Good Morning and Happy New Year: I hope all of you are having a nice Holiday season. A few things to share in this final blog of 2009:
Extension Committee meetings: The First quarter Extension Meetings have been scheduled as follows. Please reserve the meeting room and send out a meeting notice from your county office to your committee members prior to the meeting.
January 11 Kandiyohi 12:00 noon
January 11 Chippewa 5:00 p.m.
January 11 Lincoln 7:30 p.m.
January 19 Lac qui Parle 4:30 p.m.
January 21 Yellow Med. 7:00 p.m.
February 4 Redwood 4:00 p.m.
February 4 Lyon 7:00 p.m.
February 8 Renville 7:00 p.m.
New Year's resolutions: My family has always been big on making resolutions and predictions for the New Year. I think those New Year resolutions (or goals) are also pertinent for our work. For example, I have several resolutions for the offices in our region for 2010:
-Be more green in 2010. No, I'm not talking about 4H; I'm referring to our office practices. For example, at a time when the state is moving to less use of paper and copies, many of our county offices have increased their copy usage to 50,000 to 75,000 or more copies per year. This is straining our office operations budget at a time when we need to be fiscally frugal. And, many of our copy practices may be based on habit rather than what our customers expect. You can think of many other "green" practices like reducing energy use, unplugging phantom uses of electricity etc.
-Show programming to stake holder / decision makers. Many times when I meet with County Commissioners it is in because of a problem or issue, be it budget, staff etc. In 2010 we need to look for opportunities to show our programming to those stakeholders in the county that will be making decisions on our budgets, MOA's and our future. Several of our counties have done a great job of getting 4H participants in front of County Boards, Master Gardeners reporting on a project that benefited the County etc. We need to have more of that type of reporting.

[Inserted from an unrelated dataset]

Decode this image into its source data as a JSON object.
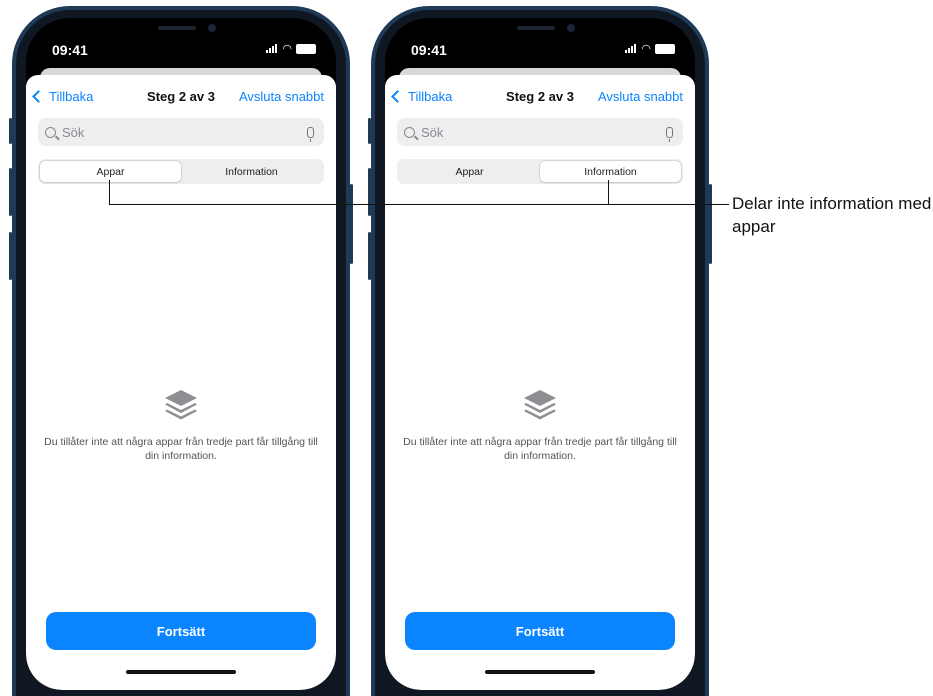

-Look for Professional Improvement opportunities for our staffs. Like nearly every year, 2010 will be a year of change. We all will need to adapt our skills through new learning's to adapt to those changes. Whether it is dealing with new technology such as google apps or Office 2007, organizational structural changes, or changes resulting from budget challenges, we need to look for opportunities to learn. Hopefully, we can organize some staff development opportunities for Regional and County Support staff in 2010.
More on Resolutions: I get a weekly newsletter from a program I participate in with the YMCA. Today's newsletter has several good points relevant to today's blog discussion on resolutions:
5 Tips: How to Keep Your New Year's Resolutions
Whatever you resolve to do differently in 2010, vow also to develop a strategy to make it happen. Otherwise, expect failure.
Whether it's to eat better, exercise more, or stop smoking - Before you commit to your New Year's resolution, take a look at what is motivating you to change.
Do you really want to make the change? We often resolve to change something that we truly have no intention of changing. This can serve to be counterproductive and provide us a sense of failure. It is important to consider what we need to do to change and evaluate how we will do it.
Here are five tips to help you keep your resolution:
1. When we resolve to change, it needs to come with a strategy to change. Simply saying you want to do something does not fuel the change. Consider the strategy and outline the process of change that is simple and realistic.
2. Keep resolutions to a minimum. Attempting to stop or start multiple things may serve to overwhelm you and prevent you from doing any of them. It makes good sense to keep change simple and to tackle one major change at a time. Having multiple resolutions may be too much for the brain to process and may make change difficult.
3. Develop accountability partners. Lock in someone who will support your change. For example, if your goal is to exercise, you might want to hire a trainer. A study at McMaster University found that people who are new to an exercise activity perform better when their goals are set by a fitness professional rather than by themselves.
4. Appreciate the changes you are attempting and reward yourself throughout the process. If you are keeping goals simple, you can appreciate exercising more or better eating.
5. Studies show stress can kill you, so attend to it. Many resolutions center around things we do to help us cope with stress, such as smoking, drinking or overeating. When we change the behaviors, we need a new plan to manage stress.
The process of thinking about change is critical to developing actual change. It is a process that is helpful no matter what time of year.
A study published in the Journal of Consumer Research in 2006 supports that notion. Researchers found that when people predict that they will do a socially good deed, such as recycling, the chances of them actually doing the good deed increases.
A quote: "A clear benefit of the self-prophecy technique is its simplicity: a question followed by a simple 'yes' or 'no' elicits behavioral change."
Have a safe and Happy New Year